(Task inputs Opens)

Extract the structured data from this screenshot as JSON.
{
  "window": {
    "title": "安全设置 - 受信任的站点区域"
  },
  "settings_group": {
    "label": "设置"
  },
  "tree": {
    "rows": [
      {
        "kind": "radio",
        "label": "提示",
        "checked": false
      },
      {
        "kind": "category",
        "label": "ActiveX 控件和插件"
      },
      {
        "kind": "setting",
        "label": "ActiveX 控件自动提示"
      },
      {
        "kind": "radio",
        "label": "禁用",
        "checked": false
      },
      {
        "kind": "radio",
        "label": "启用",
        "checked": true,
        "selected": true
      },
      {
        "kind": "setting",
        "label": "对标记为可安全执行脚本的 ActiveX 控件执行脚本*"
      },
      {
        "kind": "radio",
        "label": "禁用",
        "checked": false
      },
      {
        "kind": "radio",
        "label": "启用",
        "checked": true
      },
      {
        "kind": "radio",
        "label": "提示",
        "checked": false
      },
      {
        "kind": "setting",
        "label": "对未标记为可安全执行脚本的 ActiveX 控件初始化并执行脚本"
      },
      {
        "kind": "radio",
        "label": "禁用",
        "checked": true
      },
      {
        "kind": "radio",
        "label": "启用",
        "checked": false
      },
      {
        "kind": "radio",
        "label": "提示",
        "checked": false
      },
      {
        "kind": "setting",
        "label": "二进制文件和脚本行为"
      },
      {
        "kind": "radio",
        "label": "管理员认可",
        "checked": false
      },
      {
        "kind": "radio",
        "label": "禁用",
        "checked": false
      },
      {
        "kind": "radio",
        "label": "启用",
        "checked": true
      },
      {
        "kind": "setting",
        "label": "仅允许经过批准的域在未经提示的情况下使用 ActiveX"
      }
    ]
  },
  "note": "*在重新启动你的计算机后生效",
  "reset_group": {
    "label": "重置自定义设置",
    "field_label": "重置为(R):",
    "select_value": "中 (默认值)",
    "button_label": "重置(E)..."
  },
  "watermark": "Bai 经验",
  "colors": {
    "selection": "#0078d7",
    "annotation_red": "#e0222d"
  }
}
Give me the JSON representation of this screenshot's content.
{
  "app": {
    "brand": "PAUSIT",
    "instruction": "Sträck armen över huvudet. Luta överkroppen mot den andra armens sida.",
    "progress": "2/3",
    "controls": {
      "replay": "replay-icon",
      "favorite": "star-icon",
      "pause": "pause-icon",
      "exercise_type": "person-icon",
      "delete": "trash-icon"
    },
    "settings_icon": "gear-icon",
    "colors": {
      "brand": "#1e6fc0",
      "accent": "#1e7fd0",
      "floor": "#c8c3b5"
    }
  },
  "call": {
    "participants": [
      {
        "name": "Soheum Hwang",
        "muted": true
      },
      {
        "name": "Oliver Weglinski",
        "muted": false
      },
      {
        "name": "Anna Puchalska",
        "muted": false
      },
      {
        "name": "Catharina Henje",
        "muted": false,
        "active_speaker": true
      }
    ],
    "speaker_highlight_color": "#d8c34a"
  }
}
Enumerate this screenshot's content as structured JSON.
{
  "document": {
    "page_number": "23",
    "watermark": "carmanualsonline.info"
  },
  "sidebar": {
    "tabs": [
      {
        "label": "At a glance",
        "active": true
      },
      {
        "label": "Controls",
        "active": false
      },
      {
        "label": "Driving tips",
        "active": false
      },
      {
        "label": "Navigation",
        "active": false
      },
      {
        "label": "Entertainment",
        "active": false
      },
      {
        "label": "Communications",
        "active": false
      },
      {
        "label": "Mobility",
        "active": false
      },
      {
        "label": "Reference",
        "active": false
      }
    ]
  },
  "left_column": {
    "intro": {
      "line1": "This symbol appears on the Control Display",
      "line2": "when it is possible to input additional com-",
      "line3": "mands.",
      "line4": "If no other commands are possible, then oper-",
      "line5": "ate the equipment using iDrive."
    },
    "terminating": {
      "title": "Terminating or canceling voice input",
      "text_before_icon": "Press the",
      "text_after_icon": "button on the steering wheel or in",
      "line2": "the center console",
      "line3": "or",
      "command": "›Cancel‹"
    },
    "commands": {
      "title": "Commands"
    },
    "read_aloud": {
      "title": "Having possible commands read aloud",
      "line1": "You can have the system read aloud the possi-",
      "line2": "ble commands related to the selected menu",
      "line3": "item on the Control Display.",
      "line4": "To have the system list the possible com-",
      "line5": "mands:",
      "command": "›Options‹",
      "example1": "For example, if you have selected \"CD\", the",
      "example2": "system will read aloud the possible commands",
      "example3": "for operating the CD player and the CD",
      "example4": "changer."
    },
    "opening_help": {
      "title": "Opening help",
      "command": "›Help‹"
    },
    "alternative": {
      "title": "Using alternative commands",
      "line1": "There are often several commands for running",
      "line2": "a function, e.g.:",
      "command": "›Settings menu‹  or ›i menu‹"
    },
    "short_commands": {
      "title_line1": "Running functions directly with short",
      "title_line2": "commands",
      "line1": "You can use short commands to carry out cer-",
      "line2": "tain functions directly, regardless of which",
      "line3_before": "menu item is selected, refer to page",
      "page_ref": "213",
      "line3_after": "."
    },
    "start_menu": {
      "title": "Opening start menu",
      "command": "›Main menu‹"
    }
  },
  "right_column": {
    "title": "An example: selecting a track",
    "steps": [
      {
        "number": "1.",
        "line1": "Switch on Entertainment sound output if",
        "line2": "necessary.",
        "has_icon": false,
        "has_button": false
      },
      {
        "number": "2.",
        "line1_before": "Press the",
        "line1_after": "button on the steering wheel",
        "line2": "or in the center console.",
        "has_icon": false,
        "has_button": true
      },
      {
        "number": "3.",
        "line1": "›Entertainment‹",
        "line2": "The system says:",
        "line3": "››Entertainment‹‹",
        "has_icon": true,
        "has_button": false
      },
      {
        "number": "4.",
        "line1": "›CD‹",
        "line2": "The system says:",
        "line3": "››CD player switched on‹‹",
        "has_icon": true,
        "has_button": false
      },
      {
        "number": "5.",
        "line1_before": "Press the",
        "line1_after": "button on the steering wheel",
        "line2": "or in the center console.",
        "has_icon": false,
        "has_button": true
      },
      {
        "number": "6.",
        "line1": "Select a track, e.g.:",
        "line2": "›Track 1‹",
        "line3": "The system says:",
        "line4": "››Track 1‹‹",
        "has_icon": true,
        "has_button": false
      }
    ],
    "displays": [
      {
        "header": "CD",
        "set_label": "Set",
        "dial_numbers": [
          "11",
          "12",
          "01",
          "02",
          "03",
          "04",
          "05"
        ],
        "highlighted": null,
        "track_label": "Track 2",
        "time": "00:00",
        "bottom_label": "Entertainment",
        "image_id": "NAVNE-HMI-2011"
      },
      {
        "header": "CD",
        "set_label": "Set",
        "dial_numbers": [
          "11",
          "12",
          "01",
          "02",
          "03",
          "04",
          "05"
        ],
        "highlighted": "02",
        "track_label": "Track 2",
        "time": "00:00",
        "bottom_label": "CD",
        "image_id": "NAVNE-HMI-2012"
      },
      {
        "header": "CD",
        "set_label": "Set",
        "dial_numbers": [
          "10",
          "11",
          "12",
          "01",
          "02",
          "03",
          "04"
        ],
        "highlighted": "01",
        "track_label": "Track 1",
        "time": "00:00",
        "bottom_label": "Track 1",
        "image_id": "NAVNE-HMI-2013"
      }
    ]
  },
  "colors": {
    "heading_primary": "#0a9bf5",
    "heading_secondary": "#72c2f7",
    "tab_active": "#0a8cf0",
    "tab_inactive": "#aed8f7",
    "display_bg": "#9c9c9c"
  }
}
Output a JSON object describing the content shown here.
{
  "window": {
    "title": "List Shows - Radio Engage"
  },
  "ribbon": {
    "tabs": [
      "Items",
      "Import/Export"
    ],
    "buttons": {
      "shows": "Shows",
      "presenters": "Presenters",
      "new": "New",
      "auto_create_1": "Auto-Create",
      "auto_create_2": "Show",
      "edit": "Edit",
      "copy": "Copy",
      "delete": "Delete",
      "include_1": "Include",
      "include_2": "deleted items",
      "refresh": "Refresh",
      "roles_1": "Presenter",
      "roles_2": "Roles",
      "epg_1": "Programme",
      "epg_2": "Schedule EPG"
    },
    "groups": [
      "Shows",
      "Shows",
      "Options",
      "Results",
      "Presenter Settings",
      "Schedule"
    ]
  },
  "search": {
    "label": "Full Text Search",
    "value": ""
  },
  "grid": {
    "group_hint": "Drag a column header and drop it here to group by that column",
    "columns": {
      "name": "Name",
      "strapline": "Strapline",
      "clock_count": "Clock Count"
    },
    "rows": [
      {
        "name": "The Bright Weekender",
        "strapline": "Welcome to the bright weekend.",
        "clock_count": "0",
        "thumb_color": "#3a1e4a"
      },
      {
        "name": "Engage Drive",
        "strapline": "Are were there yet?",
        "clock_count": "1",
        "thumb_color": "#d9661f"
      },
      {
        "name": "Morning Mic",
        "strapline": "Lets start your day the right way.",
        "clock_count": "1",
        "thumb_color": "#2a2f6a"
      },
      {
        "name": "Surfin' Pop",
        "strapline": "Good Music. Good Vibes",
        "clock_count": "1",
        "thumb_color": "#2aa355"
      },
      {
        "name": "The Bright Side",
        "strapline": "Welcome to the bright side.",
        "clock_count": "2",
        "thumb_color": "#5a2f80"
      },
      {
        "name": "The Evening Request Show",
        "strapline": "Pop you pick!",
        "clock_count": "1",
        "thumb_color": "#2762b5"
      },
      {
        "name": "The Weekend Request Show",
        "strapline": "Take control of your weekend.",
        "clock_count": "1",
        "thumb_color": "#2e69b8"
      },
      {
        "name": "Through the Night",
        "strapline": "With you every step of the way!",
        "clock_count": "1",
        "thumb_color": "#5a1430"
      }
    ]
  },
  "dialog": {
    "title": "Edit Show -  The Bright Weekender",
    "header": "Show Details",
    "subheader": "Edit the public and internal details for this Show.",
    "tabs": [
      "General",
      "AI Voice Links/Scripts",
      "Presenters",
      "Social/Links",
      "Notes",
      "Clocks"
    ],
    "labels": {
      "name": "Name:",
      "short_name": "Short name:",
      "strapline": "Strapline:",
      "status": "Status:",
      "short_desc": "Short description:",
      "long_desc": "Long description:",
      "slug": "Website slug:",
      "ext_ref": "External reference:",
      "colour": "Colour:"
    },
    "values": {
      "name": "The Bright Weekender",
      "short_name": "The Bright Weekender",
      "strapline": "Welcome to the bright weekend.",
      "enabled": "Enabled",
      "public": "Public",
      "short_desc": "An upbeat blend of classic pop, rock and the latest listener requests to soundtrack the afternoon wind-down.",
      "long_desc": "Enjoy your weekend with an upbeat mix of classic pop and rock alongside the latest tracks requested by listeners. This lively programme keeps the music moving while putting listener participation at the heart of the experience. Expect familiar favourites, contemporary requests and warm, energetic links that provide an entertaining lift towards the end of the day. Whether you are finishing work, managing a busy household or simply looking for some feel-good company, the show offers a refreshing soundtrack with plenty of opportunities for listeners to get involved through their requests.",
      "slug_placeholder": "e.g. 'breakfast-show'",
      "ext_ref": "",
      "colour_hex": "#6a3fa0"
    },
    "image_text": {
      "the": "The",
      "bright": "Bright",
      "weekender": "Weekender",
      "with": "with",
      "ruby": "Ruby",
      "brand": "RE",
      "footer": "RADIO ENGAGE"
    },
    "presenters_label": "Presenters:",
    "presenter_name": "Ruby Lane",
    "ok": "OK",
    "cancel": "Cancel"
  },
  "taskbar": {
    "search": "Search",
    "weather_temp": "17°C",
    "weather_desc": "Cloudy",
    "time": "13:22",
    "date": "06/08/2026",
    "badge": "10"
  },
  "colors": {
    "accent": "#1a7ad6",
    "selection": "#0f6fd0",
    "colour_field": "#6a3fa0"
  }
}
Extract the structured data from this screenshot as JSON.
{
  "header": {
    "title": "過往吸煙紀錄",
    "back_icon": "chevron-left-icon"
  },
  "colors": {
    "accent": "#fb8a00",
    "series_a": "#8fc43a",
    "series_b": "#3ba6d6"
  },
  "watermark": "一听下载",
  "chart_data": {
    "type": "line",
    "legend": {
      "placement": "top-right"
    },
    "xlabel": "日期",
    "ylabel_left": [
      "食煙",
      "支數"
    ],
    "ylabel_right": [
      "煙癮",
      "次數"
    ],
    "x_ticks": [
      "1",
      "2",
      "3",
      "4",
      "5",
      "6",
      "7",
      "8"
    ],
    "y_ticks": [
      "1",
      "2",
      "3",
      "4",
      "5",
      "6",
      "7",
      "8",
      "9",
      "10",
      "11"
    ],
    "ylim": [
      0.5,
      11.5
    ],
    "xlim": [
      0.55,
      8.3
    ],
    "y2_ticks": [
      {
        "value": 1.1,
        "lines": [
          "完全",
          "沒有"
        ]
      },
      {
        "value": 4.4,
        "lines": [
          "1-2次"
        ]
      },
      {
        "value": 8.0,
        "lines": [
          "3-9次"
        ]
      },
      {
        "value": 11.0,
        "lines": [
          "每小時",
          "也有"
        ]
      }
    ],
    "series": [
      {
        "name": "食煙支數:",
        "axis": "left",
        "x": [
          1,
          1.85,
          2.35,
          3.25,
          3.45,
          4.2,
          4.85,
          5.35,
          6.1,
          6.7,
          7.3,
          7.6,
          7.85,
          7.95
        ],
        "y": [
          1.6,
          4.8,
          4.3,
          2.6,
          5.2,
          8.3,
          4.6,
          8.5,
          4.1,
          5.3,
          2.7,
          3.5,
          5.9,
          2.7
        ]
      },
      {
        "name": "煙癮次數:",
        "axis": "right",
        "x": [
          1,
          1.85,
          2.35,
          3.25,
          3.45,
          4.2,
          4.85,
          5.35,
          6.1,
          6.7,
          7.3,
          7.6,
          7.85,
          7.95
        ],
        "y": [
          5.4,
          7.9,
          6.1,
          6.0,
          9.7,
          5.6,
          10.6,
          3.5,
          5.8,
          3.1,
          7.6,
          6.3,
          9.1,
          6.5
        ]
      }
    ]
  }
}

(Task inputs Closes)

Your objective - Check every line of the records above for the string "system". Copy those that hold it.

Completed exercise -
      "line1": "You can have the system read aloud the possi-",
      "line4": "To have the system list the possible com-",
      "example2": "system will read aloud the possible commands",
        "line2": "The system says:",
        "line2": "The system says:",
        "line3": "The system says:",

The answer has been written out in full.